> **Task prompt**:
Every line containing "search" should be copied out. Go through the entries and find them.

[Excerpts from an interface dataset]
====

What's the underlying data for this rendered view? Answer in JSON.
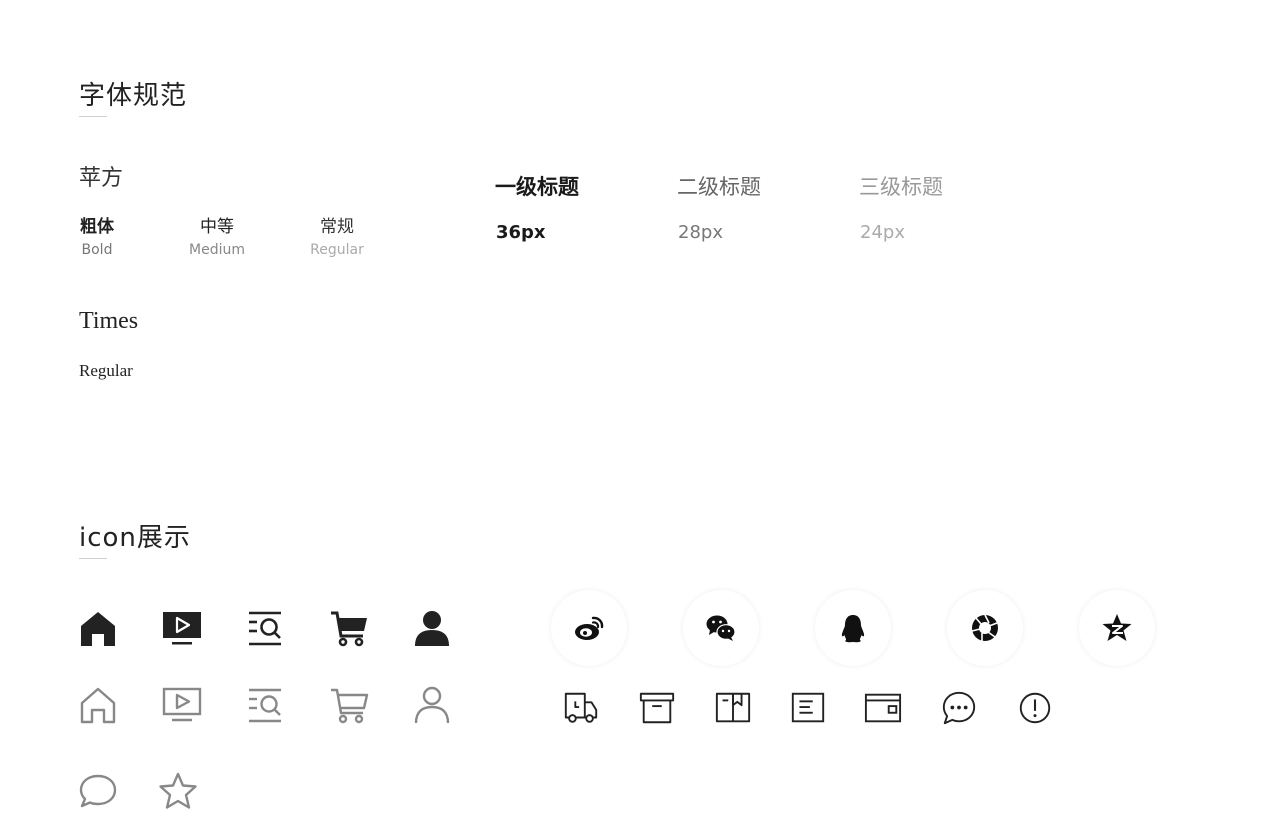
{
  "typography": {
    "section_title": "字体规范",
    "pingfang": {
      "name": "苹方",
      "weights": [
        {
          "cn": "粗体",
          "en": "Bold"
        },
        {
          "cn": "中等",
          "en": "Medium"
        },
        {
          "cn": "常规",
          "en": "Regular"
        }
      ]
    },
    "times": {
      "name": "Times",
      "weight": "Regular"
    },
    "levels": [
      {
        "label": "一级标题",
        "size": "36px",
        "color": "#1a1a1a"
      },
      {
        "label": "二级标题",
        "size": "28px",
        "color": "#666666"
      },
      {
        "label": "三级标题",
        "size": "24px",
        "color": "#999999"
      }
    ]
  },
  "icons": {
    "section_title": "icon展示",
    "filled_row": [
      "home-icon",
      "play-screen-icon",
      "list-search-icon",
      "cart-icon",
      "user-icon"
    ],
    "outline_row": [
      "home-outline-icon",
      "play-screen-outline-icon",
      "list-search-outline-icon",
      "cart-outline-icon",
      "user-outline-icon"
    ],
    "extra_row": [
      "chat-bubble-icon",
      "star-outline-icon"
    ],
    "social": [
      "weibo-icon",
      "wechat-icon",
      "qq-icon",
      "camera-aperture-icon",
      "qzone-icon"
    ],
    "misc": [
      "delivery-truck-icon",
      "archive-box-icon",
      "book-icon",
      "document-icon",
      "wallet-icon",
      "message-dots-icon",
      "alert-circle-icon"
    ],
    "colors": {
      "filled": "#222222",
      "outline": "#888888",
      "dark": "#111111"
    }
  }
}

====

> **Solution**:
      "list-search-icon",
      "list-search-outline-icon",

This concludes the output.